====== SOURCE MATERIAL

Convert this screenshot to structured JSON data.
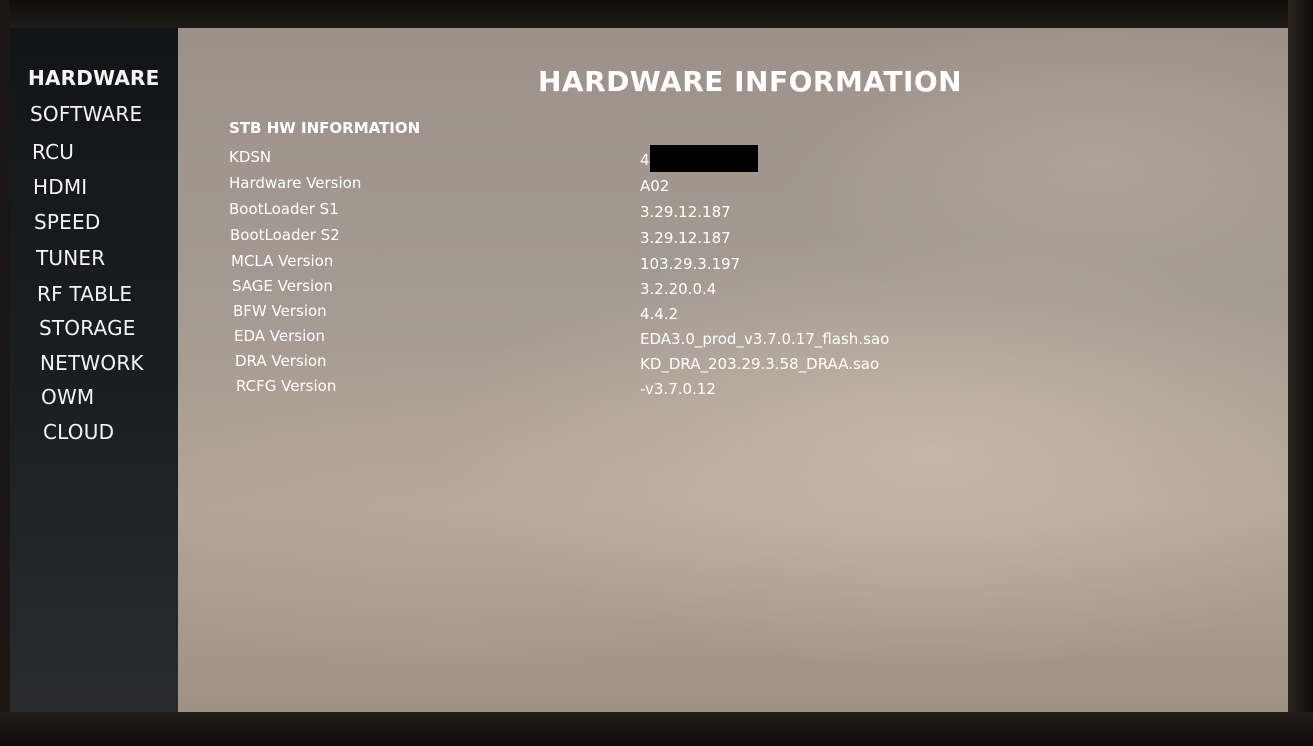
{
  "sidebar": {
    "items": [
      {
        "label": "HARDWARE",
        "active": true
      },
      {
        "label": "SOFTWARE"
      },
      {
        "label": "RCU"
      },
      {
        "label": "HDMI"
      },
      {
        "label": "SPEED"
      },
      {
        "label": "TUNER"
      },
      {
        "label": "RF TABLE"
      },
      {
        "label": "STORAGE"
      },
      {
        "label": "NETWORK"
      },
      {
        "label": "OWM"
      },
      {
        "label": "CLOUD"
      }
    ]
  },
  "page": {
    "title": "HARDWARE INFORMATION"
  },
  "section": {
    "title": "STB HW INFORMATION",
    "rows": [
      {
        "label": "KDSN",
        "value": "4"
      },
      {
        "label": "Hardware Version",
        "value": "A02"
      },
      {
        "label": "BootLoader S1",
        "value": "3.29.12.187"
      },
      {
        "label": "BootLoader S2",
        "value": "3.29.12.187"
      },
      {
        "label": "MCLA Version",
        "value": "103.29.3.197"
      },
      {
        "label": "SAGE Version",
        "value": "3.2.20.0.4"
      },
      {
        "label": "BFW Version",
        "value": "4.4.2"
      },
      {
        "label": "EDA Version",
        "value": "EDA3.0_prod_v3.7.0.17_flash.sao"
      },
      {
        "label": "DRA Version",
        "value": "KD_DRA_203.29.3.58_DRAA.sao"
      },
      {
        "label": "RCFG Version",
        "value": "-v3.7.0.12"
      }
    ]
  }
}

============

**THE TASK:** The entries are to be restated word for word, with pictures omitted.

**SOLUTION:**
Convert this screenshot to structured JSON data.
{
  "sidebar": {
    "items": [
      {
        "label": "HARDWARE",
        "active": true
      },
      {
        "label": "SOFTWARE"
      },
      {
        "label": "RCU"
      },
      {
        "label": "HDMI"
      },
      {
        "label": "SPEED"
      },
      {
        "label": "TUNER"
      },
      {
        "label": "RF TABLE"
      },
      {
        "label": "STORAGE"
      },
      {
        "label": "NETWORK"
      },
      {
        "label": "OWM"
      },
      {
        "label": "CLOUD"
      }
    ]
  },
  "page": {
    "title": "HARDWARE INFORMATION"
  },
  "section": {
    "title": "STB HW INFORMATION",
    "rows": [
      {
        "label": "KDSN",
        "value": "4"
      },
      {
        "label": "Hardware Version",
        "value": "A02"
      },
      {
        "label": "BootLoader S1",
        "value": "3.29.12.187"
      },
      {
        "label": "BootLoader S2",
        "value": "3.29.12.187"
      },
      {
        "label": "MCLA Version",
        "value": "103.29.3.197"
      },
      {
        "label": "SAGE Version",
        "value": "3.2.20.0.4"
      },
      {
        "label": "BFW Version",
        "value": "4.4.2"
      },
      {
        "label": "EDA Version",
        "value": "EDA3.0_prod_v3.7.0.17_flash.sao"
      },
      {
        "label": "DRA Version",
        "value": "KD_DRA_203.29.3.58_DRAA.sao"
      },
      {
        "label": "RCFG Version",
        "value": "-v3.7.0.12"
      }
    ]
  }
}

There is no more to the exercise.